The L train rumbled past my window at 5:30 a.m. and I jolted awake. My hotel room was dark, illuminated only by the neon lights from across the street, advertising a jewelry store. Outside, the day was already beginning; people were slowly emerging from their apartments and hotel rooms and making their way through the snowy streets of downtown Chicago.
Two hours later, I stood at the door of my hotel room in my red sweater and black pants. I clutched my tote bag, packed with 12 copies of my headshot, a water bottle and an extra pair of shoes. My mom and I walked out of our hotel and onto the sidewalk, joining the hustle and bustle of a Thursday morning in the city. We only had to walk one block before we reached our destination: The Palmer House Hilton Hotel.
The marquee was lit up with what looked like a million light bulbs. Its golden doors glistened in the morning sun. Around me, people rushed into the hotel, but for a short second, I stood there, looking up at the hotel with snowfall clouding my vision, and I took a deep breath: I’d been waiting for this moment for three years. Today was audition day.
I walked into the hotel, my brain buzzing with excitement: I knew the times and locations of my six auditions by heart; I made plans to meet up with my long distance friends; and I had five monologues and three songs ready to go at a moment’s notice. This was Unifieds — the annual conference for collegiate theatre auditions, attended by thousands of people from around the globe — and there was no time to waste.
I made my way to the seventh floor. Already, the hallways were full: students chatted with one another, stretched on the ground and jogged through the crowd to get to their next audition. Banners and flyers for different colleges decorated the walls and tables. In the bathrooms, people sang scales and belted out riffs.
After maneuvering through the crowds and talking to a couple friends, I found the room for my first audition. I checked in with the woman sitting at the table in front of the door and handed her a copy of my headshot and résumé.
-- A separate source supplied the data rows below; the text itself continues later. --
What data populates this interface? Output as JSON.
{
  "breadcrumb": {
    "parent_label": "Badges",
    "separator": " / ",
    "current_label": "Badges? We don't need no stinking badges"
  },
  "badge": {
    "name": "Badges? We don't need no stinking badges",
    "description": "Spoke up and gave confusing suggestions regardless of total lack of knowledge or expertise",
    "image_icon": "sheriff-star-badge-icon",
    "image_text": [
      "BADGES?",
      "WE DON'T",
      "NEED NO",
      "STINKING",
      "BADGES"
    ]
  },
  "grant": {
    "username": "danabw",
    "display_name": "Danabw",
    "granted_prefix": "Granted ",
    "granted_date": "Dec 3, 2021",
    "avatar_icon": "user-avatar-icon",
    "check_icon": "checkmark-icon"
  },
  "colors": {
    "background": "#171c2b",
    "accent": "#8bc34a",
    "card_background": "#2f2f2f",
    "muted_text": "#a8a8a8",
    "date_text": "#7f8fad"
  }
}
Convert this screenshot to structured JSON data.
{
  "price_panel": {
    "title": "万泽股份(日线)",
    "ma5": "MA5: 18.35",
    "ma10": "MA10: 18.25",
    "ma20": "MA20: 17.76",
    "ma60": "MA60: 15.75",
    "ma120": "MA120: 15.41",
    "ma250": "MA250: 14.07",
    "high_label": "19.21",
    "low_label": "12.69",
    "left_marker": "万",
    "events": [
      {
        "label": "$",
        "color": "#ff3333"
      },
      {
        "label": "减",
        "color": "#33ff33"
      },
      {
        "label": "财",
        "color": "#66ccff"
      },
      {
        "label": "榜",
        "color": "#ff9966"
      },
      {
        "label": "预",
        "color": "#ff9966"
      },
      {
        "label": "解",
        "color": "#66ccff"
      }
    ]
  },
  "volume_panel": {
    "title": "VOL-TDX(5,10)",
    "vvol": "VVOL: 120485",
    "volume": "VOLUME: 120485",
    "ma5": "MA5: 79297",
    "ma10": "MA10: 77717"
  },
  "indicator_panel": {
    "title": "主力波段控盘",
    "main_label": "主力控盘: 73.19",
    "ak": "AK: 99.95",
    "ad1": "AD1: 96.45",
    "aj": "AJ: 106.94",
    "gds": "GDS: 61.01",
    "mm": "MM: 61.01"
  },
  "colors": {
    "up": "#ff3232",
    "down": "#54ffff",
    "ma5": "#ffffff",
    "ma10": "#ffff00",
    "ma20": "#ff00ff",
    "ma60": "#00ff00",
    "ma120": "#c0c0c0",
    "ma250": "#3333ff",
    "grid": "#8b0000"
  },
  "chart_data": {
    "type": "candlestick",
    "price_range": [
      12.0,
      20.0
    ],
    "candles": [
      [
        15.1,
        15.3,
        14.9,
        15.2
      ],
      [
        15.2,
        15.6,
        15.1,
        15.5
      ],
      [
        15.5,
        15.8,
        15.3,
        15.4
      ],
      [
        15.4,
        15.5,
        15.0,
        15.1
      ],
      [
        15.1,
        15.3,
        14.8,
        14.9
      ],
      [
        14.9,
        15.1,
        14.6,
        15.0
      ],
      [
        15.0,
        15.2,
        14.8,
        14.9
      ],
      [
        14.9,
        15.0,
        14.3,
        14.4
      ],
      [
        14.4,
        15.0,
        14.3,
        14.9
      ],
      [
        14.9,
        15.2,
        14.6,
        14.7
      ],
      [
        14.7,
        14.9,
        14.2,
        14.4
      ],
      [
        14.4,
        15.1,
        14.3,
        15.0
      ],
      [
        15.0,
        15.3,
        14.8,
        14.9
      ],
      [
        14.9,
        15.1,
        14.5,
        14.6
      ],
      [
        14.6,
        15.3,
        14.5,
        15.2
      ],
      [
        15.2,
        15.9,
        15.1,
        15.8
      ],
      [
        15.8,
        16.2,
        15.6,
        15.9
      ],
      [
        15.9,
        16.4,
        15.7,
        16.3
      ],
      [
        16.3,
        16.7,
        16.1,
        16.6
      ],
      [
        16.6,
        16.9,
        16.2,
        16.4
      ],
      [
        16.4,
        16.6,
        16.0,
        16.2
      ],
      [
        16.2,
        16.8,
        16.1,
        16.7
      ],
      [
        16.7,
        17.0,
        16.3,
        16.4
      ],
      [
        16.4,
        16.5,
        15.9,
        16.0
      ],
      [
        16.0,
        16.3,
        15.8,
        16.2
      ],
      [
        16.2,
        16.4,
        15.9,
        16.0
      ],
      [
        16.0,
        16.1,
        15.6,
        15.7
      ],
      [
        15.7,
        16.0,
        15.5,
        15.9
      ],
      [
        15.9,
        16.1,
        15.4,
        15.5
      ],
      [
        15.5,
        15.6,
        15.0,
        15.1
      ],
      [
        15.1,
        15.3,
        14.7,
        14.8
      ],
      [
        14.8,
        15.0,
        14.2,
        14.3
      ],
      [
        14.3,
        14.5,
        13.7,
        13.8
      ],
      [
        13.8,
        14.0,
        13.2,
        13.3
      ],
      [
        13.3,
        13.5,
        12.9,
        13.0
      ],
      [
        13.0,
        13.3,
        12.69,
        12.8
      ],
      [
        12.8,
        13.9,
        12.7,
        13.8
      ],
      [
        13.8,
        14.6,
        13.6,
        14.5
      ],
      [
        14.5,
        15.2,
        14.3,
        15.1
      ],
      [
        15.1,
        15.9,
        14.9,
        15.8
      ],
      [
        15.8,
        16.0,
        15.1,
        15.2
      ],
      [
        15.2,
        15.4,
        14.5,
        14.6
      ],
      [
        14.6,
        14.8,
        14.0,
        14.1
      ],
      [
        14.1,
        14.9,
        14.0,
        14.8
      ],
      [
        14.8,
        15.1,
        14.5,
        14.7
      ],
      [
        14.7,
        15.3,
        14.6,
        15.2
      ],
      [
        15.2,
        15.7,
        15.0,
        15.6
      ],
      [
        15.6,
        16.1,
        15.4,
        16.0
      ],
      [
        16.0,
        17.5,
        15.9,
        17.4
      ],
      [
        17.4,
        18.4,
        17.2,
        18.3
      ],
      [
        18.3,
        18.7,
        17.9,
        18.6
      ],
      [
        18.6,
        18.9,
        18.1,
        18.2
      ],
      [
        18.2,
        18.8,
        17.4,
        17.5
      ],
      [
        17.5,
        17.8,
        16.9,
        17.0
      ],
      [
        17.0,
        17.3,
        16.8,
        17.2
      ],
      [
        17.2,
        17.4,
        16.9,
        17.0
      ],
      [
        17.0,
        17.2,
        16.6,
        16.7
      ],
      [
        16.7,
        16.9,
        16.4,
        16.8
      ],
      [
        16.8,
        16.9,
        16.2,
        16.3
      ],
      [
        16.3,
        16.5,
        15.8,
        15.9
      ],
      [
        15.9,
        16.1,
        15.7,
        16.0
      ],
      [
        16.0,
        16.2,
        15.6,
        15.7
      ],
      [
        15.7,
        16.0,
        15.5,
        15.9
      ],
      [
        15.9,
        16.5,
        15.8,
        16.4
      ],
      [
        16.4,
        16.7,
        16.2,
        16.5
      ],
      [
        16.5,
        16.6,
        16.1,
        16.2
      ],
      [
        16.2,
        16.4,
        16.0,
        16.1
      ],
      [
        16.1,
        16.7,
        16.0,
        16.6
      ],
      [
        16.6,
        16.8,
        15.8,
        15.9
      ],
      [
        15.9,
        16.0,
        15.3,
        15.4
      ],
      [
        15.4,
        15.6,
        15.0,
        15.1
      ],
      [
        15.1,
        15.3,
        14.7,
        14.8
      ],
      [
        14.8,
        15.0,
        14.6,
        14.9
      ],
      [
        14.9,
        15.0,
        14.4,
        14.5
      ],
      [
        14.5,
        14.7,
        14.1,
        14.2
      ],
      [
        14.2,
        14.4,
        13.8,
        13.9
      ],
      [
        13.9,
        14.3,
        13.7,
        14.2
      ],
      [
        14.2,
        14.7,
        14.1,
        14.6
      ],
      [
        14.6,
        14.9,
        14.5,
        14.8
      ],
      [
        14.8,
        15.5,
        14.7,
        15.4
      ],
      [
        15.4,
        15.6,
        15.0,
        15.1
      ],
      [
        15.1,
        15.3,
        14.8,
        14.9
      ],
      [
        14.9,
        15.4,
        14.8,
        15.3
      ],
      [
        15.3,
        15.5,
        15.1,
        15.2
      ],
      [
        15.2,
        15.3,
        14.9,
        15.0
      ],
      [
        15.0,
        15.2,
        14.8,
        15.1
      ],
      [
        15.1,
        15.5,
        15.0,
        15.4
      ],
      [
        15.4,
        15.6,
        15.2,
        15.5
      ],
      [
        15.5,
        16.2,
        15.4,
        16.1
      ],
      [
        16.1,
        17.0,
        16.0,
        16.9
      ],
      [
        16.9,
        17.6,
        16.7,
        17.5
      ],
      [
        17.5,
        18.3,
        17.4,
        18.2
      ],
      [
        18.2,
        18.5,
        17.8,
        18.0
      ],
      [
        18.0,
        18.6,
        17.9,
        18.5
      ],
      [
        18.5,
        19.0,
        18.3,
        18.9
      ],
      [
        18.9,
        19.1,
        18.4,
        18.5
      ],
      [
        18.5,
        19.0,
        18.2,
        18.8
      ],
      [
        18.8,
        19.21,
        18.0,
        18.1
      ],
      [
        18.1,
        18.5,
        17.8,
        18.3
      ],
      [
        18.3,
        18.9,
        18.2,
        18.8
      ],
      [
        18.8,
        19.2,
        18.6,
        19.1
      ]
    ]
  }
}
I turned around to face the hallway. In front of me, hundreds of my peers paced, rubbed their faces and sat against the wall with their eyes closed. On the floors above and below me, thousands of other students sang and performed monologues for collegiate representatives, all of whom were looking for a maximum of 20-30 students for their programs; it was all a game, and most people would lose.
But in that moment, I realized that three years ago, I would have been terrified at the idea of other students competing against me. Three years ago, I would have been doing deep breathing in a corner and cracking my knuckles until my hands hurt. Three years ago, I would have ignored the people singing in the hallway and focused entirely on myself. Three years ago, I would have been too scared of rejection to even try.
And so when the woman called my name to let me know that it was my turn in the audition room, I knew that it wasn’t three years ago anymore. In that moment, I remembered the years of hard work it took me to believe in myself as a performer enough to give college auditions a shot. And so I turned around, flashed my brightest smile, and walked into the audition room without a shred of doubt in my mind. I had nothing to lose, and I wasn’t scared anymore.